Farrell’s suspension, first imposed the following day by Dublin GAA, before Croke Park effectively reimposed it, will see him off the sideline until July 1st: Mick Galvin will take over as interim manager, beginning with Sunday’s trip to Roscommon.
Rock is suitably diplomatic on the question of whether “elite status” should ever have been removed from the inter-county game – and indeed whether more counties were in breach of it (Down, Cork and Monaghan the only other ones to face sanction).
“It was one of them things, a decision was made, it was a right call for the GAA, and we obviously made a mistake. I suppose just from experience, I don’t what kind of training elite sports do, but as footballers and hurlers around the country, I’m sure lads train five or six times a week.
“So maybe that does qualify as elite, but it’s not really for me to say. We take our games very seriously, as Gaelic footballers and hurlers, but lucky to be back training now, lots to look forward to.”
The Garda also sought the advice of the Director of Public Prosecutions (DPP), before deciding the situation should be dealt without recourse to fines or further prosecution (up to nine Dublin footballers were believed to be present).
“We understand, we’re a high-profile team. There were still lots of bad news stories around that time, and we were just another one, so we absolutely take responsibility and ownership for it, and we weren’t hiding away from the fact it was a regrettable decision. It was everywhere, and rightly so.
“The GAA did their own investigation, have a report on it, or I imagine they do. That was it, lads were there on the day, that was it, there were no more.”

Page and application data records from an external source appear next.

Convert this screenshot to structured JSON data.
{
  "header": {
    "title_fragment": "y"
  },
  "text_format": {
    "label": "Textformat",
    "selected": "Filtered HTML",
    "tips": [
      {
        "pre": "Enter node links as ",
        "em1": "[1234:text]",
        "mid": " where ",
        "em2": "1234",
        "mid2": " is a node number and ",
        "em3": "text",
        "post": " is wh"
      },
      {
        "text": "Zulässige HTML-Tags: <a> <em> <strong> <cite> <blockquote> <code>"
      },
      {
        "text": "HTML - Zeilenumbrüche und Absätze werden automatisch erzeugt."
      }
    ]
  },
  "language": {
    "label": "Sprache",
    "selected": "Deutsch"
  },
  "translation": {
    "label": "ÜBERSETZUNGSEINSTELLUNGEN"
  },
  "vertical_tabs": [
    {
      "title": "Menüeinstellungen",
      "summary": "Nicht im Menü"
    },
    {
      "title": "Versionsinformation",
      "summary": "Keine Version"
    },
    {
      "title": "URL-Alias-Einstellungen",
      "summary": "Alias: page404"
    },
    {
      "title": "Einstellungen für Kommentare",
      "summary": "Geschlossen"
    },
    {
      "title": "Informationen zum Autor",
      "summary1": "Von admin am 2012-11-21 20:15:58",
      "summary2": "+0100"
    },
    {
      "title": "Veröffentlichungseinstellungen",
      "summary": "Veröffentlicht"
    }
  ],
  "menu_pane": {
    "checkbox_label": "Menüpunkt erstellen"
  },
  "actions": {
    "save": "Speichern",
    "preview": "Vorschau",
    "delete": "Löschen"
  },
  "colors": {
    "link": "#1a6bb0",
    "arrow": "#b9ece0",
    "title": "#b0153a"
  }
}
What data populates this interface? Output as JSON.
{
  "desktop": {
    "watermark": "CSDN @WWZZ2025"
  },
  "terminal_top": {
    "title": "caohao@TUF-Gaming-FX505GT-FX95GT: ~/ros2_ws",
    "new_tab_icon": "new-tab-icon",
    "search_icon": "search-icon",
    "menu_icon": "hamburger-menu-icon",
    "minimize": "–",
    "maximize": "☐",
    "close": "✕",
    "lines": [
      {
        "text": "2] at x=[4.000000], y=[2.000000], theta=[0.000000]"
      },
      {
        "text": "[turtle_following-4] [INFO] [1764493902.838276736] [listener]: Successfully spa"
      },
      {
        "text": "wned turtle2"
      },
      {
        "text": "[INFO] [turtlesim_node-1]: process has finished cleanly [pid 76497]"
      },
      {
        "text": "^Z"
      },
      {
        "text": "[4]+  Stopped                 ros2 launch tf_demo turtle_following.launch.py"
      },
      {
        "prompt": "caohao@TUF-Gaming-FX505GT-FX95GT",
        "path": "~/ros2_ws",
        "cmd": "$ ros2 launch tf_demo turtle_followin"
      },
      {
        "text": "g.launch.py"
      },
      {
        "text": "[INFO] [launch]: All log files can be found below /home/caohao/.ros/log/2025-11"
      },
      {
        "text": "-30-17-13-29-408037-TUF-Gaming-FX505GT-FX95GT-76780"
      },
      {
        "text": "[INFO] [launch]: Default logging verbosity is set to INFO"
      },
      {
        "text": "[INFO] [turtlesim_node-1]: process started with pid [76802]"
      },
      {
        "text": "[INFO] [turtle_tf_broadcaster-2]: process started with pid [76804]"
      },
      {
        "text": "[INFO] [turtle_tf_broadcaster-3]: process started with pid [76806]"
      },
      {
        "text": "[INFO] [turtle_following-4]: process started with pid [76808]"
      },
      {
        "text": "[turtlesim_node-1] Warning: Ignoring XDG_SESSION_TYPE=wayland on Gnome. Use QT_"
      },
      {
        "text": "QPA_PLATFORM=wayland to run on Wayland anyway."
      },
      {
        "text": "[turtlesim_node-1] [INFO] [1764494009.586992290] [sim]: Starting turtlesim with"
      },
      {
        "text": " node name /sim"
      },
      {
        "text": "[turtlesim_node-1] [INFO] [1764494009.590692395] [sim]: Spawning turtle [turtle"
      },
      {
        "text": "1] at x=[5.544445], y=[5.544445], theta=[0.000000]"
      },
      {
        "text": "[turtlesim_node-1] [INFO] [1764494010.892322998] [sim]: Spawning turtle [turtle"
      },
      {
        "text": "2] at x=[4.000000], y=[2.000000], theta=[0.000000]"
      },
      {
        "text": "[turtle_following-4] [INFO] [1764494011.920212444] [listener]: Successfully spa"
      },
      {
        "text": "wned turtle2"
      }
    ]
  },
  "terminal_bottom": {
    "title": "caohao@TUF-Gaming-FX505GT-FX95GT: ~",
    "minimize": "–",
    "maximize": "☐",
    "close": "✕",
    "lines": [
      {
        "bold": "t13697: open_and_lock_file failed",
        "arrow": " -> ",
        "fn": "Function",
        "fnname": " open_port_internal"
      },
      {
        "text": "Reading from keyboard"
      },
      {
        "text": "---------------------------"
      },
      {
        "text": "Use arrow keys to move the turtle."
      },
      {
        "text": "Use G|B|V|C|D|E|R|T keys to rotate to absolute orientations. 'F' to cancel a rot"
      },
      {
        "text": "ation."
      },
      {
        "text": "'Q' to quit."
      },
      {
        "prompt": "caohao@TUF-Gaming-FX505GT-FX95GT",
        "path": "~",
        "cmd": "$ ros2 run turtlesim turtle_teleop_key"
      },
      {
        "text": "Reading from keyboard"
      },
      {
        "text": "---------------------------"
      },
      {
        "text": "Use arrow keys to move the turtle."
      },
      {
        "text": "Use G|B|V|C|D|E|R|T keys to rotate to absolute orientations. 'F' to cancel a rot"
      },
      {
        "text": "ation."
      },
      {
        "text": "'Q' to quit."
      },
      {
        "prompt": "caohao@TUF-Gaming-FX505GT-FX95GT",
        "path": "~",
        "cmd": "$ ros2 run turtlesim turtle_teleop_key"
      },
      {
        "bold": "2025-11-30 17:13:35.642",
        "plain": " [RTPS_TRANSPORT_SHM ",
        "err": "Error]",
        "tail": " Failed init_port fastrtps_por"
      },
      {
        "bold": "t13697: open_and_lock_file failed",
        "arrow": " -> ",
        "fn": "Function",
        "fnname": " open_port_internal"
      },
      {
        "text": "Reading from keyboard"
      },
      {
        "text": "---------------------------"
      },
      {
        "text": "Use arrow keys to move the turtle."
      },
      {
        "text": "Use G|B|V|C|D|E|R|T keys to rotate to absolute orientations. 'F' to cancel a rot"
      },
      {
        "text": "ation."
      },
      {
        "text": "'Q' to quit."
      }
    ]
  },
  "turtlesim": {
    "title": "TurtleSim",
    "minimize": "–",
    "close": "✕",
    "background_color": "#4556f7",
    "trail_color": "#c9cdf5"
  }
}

For Rock, who also started a new job earlier this year with financial planning company Metis Ireland, with former Dublin team mate Paddy Andrews, there was no shying away at the time either.
“It was a talking point obviously, with anyone you met. For us, it was dealt with it, and for us that was kind of it, put to the back of my mind as well, so it didn’t really have a personal effect in any way.
“Look, I wasn’t there myself, but obviously the outdoors thing, people were obviously outdoors socialising, so I imagine that was sort of the premise behind it, being outside, doing a bit of running. It was one of those things, never should have happened, and if we could go back in time it certainly wouldn’t have happened.”
On his new role with his former team- mate, he says: “I’ve moved from Stewarts Care, had terrific work there, for a number of years, working with people with intellectual disabilities, and a lot of that worked shaped the person I am today, and I carry forward with a lot of values.”
Later, he also finds himself defending his Dean Rock Free Taking Project, or at least the €350 he was charging for an individual session, or €400 for two people: Rock references the success of Meath club Ballivor, who won a county junior football title after employing his services.
“I’m quite comfortable with it [the fee], I had to put a value on my time, the type of product I was providing to people. From talking to people, and from my own experience, that I felt was the right thing to do, and thankfully it’s been hugely successful, teams and individuals who have availed of it.
“Ballivor scored eight or nine frees, and won by two or three points. When it comes down to big games, free-taking is one of the things that matters in those crucial moments.
“Thankfully I could help them, they put in the work, put in the practice, and got the win. It may or may not have helped, I don’t know, But I have a hunch that it did.”